Specify the processes that need to be followed, including the selection of an executive search consultant, the scope of the search (internal or external), the process, when and how candidates will be vetted, how compensation parameters will be set and negotiated, and which director(s) will take the lead in finalizing the recruitment.
6. Report plan status regularly.
Inform the full board of the HR committee’s plans.
This information should be communicated periodically, at least on an annual basis.
Maximizing the contribution of independent directors takes planning and discipline, particularly in the healthcare field. This is best achieved by recognizing that the committee will need to meet at least quarterly (or some years more often, depending on the issue), and then setting up a well-defined calendar of events. For example, one year’s schedule might roughly look like the figure below.
Another key task is to support the members in their work by compiling detailed meeting agendas and comprehensive information packets. For example, in our client engagements, committee packets aretypically sent out one week in advance (either paper or electronic, depending on the committee member’s preference). This way, each member can anticipate when the information will come in and be able to read and digest the data with a minimum amount of pressure. To make this happen, the executives involved—and we as consultants— must work to ensure that the packets are reviewed, approved by the committee chair, and distributed.

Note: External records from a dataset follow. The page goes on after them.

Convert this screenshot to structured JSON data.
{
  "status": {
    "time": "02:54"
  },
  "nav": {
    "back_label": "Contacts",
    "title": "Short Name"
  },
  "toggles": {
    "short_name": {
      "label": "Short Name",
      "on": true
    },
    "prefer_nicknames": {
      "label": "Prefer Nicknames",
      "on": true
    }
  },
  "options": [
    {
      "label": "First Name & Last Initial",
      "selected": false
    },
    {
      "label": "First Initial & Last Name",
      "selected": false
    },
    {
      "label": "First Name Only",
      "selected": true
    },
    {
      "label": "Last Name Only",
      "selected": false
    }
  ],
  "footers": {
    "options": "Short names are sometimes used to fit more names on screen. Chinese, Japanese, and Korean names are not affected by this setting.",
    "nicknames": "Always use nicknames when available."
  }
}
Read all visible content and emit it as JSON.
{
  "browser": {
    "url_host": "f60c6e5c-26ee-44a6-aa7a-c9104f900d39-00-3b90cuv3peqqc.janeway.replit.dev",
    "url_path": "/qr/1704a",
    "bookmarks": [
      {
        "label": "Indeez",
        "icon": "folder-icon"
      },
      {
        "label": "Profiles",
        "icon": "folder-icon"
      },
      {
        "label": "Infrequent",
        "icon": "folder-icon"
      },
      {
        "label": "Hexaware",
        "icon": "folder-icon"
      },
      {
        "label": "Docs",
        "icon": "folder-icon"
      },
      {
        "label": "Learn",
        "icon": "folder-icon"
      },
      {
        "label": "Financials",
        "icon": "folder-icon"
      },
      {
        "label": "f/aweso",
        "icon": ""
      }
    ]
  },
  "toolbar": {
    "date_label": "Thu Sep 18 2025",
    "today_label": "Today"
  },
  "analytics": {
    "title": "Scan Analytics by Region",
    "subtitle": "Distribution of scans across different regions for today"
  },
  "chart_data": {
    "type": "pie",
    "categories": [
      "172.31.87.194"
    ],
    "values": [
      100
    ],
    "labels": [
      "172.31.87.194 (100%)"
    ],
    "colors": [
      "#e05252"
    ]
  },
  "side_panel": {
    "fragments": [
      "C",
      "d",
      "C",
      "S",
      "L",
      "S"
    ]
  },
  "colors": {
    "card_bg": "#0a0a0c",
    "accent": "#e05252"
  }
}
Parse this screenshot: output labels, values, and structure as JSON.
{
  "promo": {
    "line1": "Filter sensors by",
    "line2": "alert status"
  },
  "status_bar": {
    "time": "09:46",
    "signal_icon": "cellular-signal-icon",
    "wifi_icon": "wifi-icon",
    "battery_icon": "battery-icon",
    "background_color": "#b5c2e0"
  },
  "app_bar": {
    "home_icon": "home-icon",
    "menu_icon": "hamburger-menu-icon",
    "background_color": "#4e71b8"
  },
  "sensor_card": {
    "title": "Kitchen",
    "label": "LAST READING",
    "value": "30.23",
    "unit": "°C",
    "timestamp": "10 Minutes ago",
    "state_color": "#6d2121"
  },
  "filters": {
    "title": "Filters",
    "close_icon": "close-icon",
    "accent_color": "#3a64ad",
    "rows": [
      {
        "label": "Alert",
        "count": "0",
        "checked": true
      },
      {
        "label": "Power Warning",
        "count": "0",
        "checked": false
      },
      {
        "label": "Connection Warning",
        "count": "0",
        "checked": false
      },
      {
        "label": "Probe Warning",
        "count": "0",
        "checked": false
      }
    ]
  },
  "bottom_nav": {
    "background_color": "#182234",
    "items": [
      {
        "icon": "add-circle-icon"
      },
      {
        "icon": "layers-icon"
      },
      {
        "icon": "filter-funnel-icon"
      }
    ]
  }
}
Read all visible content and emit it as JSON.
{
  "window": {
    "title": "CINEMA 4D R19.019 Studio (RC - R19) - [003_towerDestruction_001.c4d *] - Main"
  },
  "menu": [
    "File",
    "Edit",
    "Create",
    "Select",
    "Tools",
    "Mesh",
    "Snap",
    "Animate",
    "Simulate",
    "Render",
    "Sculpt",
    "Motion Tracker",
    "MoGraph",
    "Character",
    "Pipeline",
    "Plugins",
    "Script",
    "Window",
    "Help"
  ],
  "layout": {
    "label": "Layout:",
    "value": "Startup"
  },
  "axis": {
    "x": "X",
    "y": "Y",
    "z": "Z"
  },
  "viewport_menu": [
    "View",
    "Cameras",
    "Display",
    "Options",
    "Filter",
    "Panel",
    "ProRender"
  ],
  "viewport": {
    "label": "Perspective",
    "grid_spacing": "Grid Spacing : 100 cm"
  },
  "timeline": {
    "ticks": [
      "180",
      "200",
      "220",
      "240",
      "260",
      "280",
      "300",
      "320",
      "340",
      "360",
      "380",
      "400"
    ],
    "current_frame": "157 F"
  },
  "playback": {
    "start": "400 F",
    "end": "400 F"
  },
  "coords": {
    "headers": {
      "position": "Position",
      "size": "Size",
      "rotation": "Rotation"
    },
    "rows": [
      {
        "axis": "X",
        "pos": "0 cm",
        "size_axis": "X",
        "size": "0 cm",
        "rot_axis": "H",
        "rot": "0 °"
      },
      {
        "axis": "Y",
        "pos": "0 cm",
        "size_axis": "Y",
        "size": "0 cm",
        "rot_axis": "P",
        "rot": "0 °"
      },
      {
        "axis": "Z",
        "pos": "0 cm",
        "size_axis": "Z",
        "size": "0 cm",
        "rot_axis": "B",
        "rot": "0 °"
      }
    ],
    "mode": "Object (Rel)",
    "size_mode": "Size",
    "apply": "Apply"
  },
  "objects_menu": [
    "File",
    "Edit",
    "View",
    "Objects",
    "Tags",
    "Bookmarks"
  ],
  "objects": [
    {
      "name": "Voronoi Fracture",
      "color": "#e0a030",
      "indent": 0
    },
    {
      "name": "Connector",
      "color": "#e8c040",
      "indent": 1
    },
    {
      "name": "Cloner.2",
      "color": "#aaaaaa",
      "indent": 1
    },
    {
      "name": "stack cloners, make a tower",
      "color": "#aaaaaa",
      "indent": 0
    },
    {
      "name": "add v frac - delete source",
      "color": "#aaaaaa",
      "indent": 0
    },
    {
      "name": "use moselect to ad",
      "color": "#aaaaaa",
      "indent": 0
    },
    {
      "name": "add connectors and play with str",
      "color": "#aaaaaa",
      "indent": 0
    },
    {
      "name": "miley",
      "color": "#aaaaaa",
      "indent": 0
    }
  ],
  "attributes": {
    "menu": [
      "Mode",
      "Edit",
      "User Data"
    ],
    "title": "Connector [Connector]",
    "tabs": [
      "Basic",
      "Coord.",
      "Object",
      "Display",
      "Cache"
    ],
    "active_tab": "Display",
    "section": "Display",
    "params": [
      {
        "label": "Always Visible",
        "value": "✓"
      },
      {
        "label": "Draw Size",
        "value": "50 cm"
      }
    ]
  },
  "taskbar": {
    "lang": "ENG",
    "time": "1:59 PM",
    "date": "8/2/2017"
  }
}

Making the pieces come together for a committee to operate smoothly takes fortitude. The governing board exists to set direction and establish policy, while it is the role of the CEO and the executive team to manage policy. All too often we see the CEO focused on managing their board rather than drawing upon the board’s expertise and insight. Building a workable management process is key, and it requires the board and committee chairs to set the conditions under which they will govern. A reasoned and appropriate governance approach requires care and planning, as we work to enfranchise the compensation committee in meeting their governance obligations.